Two children ride along on a beige-coloured horse, the same colour as the sands on the pathway. Three more kids, excited and full of activity run after the steed towards what appears to be a cow farm. A photo captures their exuberance. This photo, and many others, forms part of an online gallery by web magazine Mashable. More famed for their millennial-angled technology journalism, Mashable instead travelled back in time to a simpler age, showcasing a series of photos taken on various Native American reservations and nearby towns in 1972.
In 1972, the United States federal government, which was looking into the conditions of the (currently) 1.4 million people living on lands set aside for the First Nations, employed the services of photographer Terry Eiler to visit the south-west of the country and give an outsiders view into the lives of some of the most disadvantaged of Americans, many of whom had their lands seized by white settlers during the ‘Wild West‘ days of the 19th century and were herded onto the reservations, often poor-quality and non-arable land allocated by the federal government and administered by the nations themselves under the auspices of the Bureau of Indian Affairs. Nowadays many Native American communities struggle with lack of employment and amenities, as well as social ills such as extreme poverty, alcoholism and drug abuse.
Back in 1972, as the Native American rights movement was in its earliest days, Eiler visited three reservations belonging to the Navajo, Hopi and Havasupai reservations. The Navajo nation‘s reservation was the largest, about the same size as the US state of West Virginia. The photographer also visited the village of Supai, nestled in the Grand Canyon of Colorado, said to be the most remote human habitation in the southern ’48 states’ region and accessible only by an eight-mile hike through rocky terrain or via helicopter.
Eiler’s photo project provides an snapshot into a part of America few outside the First Nations have even seen, let alone understood. He shows a world that was becoming modernised and similar to mainstream America but at the same time, was still clinging tenaciously to their traditions, forged over millennia. His subjects are natural and act as themselves, a stark contrast to the wooden and forced appearances of Native Americans made to pose in the sepia photographs from the ‘pioneer days’.
His photos cover a wide range of subjects, from a sheep paddock in the desert sands of the Navajo reservation in Arizona, a retinue of cute lambs staring back at the camera, their white wool contrasting strongly with the ochre ground underneath their hooves, to a Navajo woman in a bright red blouse standing for a quick snap near the Arizonan town of Shiprock.
Others show Native American families and men out and about, gardening, horse riding and being at home. While clearly getting on with life, it is obvious that the living conditions were at times very different from most American communities, but also shows the industriousness of the Navajo and other peoples, whether cramming into a truck to get to work, training as teachers, or selling bead necklaces to tourists visiting the reservations. Local scenery, especially the Havasu Falls of Arizona, also makes a frequent appearance in Eiler’s collection.

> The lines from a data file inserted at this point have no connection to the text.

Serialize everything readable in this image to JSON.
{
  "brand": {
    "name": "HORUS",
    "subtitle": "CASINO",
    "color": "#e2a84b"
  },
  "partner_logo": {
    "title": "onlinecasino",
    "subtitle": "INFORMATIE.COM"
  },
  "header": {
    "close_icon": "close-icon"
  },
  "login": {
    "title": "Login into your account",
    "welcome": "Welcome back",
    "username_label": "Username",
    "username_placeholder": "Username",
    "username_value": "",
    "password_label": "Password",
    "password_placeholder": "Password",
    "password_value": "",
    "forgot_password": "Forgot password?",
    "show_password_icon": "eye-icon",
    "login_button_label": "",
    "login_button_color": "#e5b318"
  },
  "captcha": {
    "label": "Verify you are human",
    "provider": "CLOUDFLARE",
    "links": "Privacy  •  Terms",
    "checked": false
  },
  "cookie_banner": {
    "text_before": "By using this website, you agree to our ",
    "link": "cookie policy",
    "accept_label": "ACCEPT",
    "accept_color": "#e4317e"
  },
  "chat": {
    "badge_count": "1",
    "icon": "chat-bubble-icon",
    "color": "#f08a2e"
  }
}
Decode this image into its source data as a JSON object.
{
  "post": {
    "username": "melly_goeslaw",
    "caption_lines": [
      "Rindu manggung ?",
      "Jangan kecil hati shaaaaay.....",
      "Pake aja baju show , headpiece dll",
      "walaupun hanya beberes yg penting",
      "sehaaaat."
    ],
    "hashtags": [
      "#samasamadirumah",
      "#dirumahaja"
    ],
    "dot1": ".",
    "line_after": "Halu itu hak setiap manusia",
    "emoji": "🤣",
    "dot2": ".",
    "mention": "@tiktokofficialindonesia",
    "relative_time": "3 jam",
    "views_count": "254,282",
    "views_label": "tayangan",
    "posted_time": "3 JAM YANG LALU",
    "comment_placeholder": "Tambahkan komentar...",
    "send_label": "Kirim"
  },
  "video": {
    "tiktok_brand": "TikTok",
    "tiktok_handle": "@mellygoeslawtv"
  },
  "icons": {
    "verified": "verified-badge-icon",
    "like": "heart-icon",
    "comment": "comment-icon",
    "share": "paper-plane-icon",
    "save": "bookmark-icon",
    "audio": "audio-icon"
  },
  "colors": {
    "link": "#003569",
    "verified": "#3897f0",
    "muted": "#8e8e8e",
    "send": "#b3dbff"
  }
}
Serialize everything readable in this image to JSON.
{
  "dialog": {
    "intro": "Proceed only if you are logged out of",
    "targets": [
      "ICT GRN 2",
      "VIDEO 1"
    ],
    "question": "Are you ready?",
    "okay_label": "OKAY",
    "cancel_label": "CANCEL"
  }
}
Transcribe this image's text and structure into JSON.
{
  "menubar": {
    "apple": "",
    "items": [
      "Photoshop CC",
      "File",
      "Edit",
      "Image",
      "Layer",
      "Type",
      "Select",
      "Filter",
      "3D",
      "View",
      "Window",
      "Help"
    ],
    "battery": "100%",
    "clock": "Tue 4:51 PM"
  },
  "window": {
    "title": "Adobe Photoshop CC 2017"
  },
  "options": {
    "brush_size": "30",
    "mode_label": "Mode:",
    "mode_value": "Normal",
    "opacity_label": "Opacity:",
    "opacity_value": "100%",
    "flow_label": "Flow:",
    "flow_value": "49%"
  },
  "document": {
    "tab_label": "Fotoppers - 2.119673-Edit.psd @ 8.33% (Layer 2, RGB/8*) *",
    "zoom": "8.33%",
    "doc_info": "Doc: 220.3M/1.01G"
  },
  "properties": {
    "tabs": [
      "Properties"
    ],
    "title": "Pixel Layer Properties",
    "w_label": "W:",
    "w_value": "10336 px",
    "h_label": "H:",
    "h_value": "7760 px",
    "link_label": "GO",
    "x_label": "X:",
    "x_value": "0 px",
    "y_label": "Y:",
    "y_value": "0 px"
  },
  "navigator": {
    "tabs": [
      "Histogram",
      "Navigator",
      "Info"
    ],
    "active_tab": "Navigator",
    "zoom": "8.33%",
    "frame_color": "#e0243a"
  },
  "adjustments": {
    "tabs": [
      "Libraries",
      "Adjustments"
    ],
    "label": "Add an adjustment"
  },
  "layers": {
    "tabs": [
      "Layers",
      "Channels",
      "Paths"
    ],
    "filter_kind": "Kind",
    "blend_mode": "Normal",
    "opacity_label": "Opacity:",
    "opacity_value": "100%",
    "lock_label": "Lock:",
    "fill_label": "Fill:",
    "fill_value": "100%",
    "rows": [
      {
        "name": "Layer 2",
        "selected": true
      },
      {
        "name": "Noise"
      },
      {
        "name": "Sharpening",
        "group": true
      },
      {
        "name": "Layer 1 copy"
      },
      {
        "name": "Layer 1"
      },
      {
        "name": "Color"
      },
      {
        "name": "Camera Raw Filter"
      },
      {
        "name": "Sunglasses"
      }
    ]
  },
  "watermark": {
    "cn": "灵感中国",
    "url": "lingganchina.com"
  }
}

The Eiler collection is now part of the U.S. National Archives. You can view all the pictures by clicking HERE.